God replied. He said to Abraham, “Do not be concerned about the boy and your slave. Whatever Sarah says to you, listen to her, because your offspring will be traced through Isaac. But I will also make a nation of the slave’s son because he is your offspring.”
This message from the Lord consoled Abraham. He knew that by sending Ishmael away, he was not only obeying Sarah, but that this painful decision was God's will and that made all the difference. Knowing that his beloved Ishmael would also become a great man reminded Abraham of the death of his father Terah. A man must leave his father and mother and cleave to his wife. This was God's will that each generation travels away from the former to make its own way in the world, sometimes sooner, sometimes later, but always it must grow away from its deep roots into the sunshine of its own world.
Fortified with these thoughts, Abraham rose early the next morning, took bread and a waterskin, and put them on Hagar’s shoulders. Ishmael watched curiously. Abraham said, "Hagar, it is time for you to take the boy and leave us. You know that God will be with you and the boy. But depart from us. May this bread and water satisfy you for as long as you need it to."
Hagar was astounded at the demand. A slave all her life she was unable, whether by habit or something else, to say anything except, "Yes, my lord." But her mind was filled with anger and fear.
Ishmael looked on shocked that this was happening. He always knew that Sarah despised him and his mother, and all his life he seemed to anticipate this moment. Especially when the baby Isaac was born and they had no more need for the son of a slave girl. It was as if Ishmael always knew in his heart this day would come. When it did, he felt relief mixed with sadness to leave his loving father. Yet, he was glad to never have to feel Sarah's malice again.

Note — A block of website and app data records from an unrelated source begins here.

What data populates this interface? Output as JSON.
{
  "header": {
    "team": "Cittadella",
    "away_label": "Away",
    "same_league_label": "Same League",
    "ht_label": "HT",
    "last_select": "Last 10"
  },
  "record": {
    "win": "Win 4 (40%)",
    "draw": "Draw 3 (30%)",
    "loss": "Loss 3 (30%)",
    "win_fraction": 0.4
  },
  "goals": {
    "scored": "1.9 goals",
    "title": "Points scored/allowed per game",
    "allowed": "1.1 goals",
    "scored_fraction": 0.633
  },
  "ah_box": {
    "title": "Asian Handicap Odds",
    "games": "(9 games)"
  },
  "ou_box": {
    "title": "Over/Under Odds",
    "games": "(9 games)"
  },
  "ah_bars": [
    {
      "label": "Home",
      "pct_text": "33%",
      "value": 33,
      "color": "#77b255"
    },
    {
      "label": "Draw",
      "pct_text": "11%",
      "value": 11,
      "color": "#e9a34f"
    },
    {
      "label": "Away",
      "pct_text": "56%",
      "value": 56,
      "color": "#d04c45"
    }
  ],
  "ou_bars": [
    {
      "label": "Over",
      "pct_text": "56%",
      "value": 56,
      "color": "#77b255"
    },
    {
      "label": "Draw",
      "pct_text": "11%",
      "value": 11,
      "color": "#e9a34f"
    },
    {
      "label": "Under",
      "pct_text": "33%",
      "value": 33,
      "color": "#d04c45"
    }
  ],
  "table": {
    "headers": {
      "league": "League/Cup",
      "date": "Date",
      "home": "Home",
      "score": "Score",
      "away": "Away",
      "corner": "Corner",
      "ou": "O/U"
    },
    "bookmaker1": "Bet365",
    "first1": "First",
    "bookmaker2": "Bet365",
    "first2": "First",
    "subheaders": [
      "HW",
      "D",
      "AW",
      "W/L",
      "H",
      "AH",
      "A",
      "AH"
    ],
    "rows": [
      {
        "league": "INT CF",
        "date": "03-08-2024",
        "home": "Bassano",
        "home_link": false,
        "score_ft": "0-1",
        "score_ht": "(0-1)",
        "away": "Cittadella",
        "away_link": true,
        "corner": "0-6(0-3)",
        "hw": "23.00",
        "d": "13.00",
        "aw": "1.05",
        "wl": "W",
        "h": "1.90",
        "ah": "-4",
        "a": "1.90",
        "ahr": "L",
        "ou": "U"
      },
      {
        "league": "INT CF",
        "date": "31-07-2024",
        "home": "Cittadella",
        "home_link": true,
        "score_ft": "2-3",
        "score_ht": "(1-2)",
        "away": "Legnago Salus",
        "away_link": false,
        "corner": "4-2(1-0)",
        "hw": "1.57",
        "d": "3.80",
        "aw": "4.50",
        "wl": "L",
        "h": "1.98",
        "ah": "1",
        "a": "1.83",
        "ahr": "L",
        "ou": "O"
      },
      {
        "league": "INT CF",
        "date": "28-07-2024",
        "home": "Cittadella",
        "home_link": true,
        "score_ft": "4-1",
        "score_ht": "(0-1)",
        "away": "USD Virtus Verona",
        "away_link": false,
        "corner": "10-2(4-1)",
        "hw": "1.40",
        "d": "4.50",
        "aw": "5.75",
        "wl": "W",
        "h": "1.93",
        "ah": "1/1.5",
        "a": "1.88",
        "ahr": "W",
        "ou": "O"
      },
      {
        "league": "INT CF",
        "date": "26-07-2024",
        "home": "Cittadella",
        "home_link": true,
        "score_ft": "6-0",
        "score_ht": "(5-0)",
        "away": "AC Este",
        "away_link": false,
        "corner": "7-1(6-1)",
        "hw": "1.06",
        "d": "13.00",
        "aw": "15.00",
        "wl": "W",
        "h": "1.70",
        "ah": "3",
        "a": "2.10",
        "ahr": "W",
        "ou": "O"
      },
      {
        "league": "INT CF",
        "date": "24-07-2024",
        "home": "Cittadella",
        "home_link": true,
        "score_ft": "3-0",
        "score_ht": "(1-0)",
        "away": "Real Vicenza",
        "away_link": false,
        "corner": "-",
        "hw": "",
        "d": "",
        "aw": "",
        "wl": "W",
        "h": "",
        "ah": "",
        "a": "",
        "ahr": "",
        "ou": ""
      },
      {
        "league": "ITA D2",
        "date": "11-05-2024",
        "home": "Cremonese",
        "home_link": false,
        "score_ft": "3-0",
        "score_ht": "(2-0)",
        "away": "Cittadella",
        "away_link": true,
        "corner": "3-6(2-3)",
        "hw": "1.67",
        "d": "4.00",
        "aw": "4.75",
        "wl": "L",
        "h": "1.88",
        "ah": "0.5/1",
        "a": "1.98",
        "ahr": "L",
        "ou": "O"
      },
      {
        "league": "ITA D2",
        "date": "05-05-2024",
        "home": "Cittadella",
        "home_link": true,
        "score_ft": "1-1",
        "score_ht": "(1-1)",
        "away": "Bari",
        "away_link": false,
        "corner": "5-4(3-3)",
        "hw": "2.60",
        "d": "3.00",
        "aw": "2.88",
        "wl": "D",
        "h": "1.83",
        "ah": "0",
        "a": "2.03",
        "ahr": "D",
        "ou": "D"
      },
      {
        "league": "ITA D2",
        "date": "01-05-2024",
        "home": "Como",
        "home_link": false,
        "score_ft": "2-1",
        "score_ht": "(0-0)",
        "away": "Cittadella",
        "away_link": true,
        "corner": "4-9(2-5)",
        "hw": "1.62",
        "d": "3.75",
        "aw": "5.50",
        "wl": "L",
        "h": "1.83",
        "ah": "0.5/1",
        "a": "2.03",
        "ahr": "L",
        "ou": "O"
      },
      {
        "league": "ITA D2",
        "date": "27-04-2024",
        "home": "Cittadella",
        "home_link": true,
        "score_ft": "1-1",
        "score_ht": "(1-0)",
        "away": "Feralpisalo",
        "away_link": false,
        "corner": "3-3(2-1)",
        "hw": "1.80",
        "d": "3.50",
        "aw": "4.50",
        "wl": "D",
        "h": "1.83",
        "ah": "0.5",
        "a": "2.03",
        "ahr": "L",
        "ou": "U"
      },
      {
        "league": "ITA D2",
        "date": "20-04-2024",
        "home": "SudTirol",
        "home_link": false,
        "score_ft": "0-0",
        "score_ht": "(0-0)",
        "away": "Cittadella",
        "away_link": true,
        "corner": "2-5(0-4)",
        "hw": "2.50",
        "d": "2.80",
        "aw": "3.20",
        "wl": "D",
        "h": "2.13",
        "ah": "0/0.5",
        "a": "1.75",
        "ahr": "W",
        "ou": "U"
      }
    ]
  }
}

Father and son gave hugged a hug they knew was to last a lifetime. Their hearts beating beside each in a holy rhythm. Ishmael released himself first parting forever with a firm manly handshake and then abruptly turned and walked away to join his mother on the path that led them into the wilderness of Beer-sheba.
The mother and son walked in silence for days. Thoughts whirling in their minds, of fear, of anger, of retribution.
When the water in the skin was gone, Ishmael became weak with dehydration. They walked for two more days looking for water and finding none. On the third day, Hagar sat the weak boy under one of the bushes, and he moaned deliriously.
Then she took herself a bowshot away, and said, “I can’t bear to watch the boy die!” So as she sat nearby, she wept loudly. God heard the voice of the boy, and the angel of God called to Hagar from heaven and said to her, “What’s wrong, Hagar? Don’t be afraid, for God has heard the voice of the boy from the place where he is. Get up, help the boy up, and support him, for I will make him a great nation.” Then God opened her eyes, and she saw a well of water and quickly filled the waterskin and gave the boy a drink.
When Ishmael revived, the mother and son continued their exodus, until they reached the Wilderness of Paran where the two settled.
Ishmael grew strong and tall. He went through life with his father's strong hands and crooked smile, and Abraham's fierce sense of loyalty. Only Ishmael's loyalty was to his mother, Hagar, who had suffered so much because of him. Ishmael became an archer who shot wild game to feed the village. Hagar selected a wife for her son from the land of Egypt, a lovely woman who gave Ishmael many sons, but none of them were circumcised on their eighth day. Hagar would not permit it.
In all this Abraham didn't know that his willingness to let go of Ishmael was practice for an even greater sacrifice that would be asked of him by his God.